• [Required action] Take every line containing "映像ファイル数" out of the records.

• [Exercise material]

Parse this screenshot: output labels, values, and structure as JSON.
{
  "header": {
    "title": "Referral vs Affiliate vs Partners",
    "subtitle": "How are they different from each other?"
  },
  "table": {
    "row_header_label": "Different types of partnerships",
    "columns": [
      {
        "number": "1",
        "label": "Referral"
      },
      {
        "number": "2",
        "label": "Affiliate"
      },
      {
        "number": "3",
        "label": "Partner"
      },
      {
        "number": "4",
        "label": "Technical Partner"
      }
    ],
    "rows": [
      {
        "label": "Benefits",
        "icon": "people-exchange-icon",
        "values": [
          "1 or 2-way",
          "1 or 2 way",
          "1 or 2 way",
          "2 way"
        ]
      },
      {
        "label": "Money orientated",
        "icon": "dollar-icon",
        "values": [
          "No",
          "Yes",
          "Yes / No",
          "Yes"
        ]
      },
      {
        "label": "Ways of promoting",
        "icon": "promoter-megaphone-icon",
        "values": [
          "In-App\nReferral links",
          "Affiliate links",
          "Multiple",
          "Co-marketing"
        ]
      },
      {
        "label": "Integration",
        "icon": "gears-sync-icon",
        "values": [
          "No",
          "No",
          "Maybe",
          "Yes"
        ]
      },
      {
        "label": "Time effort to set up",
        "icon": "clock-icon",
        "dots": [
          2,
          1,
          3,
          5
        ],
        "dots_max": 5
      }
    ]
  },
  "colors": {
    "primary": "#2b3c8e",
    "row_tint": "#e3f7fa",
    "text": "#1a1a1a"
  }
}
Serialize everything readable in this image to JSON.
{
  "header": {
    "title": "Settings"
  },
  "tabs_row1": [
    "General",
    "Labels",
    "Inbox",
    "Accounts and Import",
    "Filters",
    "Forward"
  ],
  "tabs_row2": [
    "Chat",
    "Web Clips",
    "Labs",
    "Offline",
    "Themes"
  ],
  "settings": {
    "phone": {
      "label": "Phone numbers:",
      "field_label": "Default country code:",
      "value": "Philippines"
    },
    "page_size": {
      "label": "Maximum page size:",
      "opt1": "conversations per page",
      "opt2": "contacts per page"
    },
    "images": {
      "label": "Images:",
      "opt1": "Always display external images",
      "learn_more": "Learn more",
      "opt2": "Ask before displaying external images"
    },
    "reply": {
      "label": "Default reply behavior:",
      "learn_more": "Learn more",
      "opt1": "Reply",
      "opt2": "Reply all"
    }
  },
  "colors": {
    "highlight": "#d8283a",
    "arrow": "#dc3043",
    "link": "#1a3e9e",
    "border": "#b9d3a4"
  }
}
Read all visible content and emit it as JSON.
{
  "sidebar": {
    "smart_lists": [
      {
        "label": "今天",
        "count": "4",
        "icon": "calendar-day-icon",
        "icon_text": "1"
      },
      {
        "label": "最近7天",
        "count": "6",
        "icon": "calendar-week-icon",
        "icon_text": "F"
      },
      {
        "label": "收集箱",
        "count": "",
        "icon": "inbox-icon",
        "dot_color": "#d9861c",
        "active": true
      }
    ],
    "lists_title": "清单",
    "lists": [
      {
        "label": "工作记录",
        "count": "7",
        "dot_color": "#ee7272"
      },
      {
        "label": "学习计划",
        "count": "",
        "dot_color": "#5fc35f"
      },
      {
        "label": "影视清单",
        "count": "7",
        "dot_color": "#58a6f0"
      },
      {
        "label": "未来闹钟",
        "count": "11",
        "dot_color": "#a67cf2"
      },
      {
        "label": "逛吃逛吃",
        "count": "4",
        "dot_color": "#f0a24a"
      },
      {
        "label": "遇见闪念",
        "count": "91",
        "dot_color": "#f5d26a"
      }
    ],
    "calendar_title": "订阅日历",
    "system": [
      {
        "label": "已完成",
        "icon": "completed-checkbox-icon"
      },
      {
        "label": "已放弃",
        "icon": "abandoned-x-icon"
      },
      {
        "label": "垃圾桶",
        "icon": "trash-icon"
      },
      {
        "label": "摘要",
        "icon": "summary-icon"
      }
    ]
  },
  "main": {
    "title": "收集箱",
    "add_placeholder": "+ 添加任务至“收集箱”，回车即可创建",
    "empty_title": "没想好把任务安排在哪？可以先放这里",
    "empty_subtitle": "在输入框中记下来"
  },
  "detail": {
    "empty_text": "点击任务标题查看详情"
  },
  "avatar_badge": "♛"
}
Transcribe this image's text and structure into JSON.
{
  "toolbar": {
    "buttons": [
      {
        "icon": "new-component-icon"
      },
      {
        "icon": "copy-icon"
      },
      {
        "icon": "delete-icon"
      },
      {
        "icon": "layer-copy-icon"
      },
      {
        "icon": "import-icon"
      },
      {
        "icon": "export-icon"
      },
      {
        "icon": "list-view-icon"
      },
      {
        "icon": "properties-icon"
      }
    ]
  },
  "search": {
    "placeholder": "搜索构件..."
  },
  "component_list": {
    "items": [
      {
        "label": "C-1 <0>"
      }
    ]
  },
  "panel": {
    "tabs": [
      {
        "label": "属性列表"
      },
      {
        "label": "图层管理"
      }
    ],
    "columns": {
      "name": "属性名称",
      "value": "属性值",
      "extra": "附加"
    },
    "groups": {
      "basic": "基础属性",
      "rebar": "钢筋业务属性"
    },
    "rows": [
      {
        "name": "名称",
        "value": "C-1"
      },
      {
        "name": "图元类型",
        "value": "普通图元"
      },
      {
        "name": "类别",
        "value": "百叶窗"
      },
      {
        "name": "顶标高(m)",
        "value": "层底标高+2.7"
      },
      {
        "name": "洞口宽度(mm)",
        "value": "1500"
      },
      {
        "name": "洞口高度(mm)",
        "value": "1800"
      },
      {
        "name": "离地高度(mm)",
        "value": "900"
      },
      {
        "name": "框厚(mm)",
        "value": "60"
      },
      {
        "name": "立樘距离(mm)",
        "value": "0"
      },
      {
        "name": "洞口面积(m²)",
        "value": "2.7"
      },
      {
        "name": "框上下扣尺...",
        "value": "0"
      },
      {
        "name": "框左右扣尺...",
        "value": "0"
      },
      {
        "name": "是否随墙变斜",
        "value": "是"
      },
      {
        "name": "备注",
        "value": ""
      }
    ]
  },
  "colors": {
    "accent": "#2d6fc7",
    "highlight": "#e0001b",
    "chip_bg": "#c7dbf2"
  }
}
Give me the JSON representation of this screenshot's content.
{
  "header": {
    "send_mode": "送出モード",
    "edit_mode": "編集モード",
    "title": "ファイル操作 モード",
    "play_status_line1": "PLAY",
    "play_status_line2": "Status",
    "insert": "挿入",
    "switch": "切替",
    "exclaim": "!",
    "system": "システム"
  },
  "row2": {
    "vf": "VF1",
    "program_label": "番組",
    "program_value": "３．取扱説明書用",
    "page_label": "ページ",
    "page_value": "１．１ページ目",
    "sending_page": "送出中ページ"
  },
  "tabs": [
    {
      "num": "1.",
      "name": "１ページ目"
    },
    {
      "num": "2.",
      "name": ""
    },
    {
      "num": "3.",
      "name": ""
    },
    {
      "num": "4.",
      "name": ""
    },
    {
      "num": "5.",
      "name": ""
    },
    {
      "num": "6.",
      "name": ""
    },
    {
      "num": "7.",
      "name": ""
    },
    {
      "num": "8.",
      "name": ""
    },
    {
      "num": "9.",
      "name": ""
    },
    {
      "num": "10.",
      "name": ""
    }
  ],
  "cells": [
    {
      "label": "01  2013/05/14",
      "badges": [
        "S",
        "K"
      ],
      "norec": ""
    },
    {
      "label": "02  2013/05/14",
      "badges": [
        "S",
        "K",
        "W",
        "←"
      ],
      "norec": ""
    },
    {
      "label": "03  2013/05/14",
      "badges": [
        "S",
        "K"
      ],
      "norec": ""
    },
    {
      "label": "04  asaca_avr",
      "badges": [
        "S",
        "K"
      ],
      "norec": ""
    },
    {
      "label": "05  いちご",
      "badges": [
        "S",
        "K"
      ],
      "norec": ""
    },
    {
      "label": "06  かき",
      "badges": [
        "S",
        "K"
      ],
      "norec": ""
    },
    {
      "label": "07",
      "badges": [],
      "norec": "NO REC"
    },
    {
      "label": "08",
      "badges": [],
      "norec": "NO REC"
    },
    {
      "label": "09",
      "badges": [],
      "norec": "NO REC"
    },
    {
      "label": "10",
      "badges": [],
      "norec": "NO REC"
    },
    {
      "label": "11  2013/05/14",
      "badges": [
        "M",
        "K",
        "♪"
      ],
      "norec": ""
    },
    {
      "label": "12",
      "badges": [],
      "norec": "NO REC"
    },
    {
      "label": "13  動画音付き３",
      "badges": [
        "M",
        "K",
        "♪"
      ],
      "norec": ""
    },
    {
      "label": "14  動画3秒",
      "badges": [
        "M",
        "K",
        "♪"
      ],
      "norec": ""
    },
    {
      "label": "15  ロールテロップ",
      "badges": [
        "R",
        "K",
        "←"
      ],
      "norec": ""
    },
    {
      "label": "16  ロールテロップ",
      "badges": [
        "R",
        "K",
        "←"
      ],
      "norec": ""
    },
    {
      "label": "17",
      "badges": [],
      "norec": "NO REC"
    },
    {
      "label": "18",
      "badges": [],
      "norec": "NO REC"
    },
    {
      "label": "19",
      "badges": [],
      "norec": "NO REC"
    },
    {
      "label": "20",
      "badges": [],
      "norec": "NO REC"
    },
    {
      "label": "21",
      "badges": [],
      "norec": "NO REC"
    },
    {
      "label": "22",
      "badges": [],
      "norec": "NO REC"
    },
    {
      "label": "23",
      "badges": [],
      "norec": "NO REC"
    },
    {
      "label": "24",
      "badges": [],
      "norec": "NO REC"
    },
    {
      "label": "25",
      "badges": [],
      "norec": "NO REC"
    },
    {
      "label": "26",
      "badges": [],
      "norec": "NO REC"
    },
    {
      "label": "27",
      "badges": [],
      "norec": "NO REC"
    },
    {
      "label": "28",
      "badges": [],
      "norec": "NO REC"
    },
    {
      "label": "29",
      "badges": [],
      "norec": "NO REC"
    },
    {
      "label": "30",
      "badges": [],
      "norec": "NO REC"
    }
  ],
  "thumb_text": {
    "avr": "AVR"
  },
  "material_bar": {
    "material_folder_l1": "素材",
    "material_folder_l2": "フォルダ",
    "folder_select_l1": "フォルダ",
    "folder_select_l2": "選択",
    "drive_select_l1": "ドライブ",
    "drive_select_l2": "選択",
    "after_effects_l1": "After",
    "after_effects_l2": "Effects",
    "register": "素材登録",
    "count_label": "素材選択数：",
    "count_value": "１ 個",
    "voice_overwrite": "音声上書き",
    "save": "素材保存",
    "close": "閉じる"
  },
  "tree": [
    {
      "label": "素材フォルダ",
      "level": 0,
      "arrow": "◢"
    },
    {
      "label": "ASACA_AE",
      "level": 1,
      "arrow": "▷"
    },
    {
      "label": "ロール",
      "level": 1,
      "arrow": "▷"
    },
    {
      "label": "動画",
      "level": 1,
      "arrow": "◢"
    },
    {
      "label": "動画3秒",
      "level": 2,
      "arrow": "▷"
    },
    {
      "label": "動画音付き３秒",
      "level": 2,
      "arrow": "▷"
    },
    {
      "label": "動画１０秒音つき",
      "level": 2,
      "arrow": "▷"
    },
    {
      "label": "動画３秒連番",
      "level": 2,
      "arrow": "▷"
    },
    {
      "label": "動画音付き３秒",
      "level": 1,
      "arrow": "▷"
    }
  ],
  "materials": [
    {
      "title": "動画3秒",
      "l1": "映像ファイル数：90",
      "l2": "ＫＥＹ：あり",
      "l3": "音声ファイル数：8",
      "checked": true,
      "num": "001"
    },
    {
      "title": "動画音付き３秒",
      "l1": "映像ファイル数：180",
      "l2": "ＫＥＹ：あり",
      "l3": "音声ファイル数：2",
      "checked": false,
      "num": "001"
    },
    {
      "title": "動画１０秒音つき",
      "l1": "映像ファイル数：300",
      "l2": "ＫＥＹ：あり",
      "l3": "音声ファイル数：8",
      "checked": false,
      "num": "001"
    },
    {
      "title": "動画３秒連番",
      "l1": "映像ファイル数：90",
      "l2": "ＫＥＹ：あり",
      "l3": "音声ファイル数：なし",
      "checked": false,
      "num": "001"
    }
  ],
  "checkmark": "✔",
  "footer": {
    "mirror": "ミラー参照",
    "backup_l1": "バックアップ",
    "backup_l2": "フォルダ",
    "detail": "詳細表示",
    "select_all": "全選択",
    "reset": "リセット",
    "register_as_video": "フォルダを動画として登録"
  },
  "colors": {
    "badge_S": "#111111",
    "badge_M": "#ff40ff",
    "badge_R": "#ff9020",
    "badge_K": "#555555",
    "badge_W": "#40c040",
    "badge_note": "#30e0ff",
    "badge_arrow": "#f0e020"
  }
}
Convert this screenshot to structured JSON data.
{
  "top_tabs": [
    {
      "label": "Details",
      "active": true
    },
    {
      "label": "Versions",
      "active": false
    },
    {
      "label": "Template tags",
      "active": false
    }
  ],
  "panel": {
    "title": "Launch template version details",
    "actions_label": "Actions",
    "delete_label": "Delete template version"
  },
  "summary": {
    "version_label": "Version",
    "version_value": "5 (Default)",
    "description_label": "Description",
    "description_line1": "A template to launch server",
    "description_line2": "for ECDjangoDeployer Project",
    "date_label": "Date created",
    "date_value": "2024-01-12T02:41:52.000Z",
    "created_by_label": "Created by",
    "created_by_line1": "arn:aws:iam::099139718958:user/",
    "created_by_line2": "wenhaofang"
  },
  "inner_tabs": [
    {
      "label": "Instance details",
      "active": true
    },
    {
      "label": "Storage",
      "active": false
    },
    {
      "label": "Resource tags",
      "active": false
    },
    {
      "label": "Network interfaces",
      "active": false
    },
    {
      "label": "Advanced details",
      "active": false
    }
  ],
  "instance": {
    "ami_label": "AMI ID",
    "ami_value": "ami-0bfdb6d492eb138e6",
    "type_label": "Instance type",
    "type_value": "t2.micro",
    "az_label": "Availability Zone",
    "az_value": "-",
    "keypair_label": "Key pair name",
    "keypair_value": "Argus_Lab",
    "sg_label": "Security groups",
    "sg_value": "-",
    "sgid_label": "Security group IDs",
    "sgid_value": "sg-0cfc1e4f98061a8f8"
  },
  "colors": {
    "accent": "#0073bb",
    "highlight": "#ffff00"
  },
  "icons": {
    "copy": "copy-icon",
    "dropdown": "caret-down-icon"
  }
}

• [Answer to this exercise]
      "l1": "映像ファイル数：90",
      "l1": "映像ファイル数：180",
      "l1": "映像ファイル数：300",
      "l1": "映像ファイル数：90",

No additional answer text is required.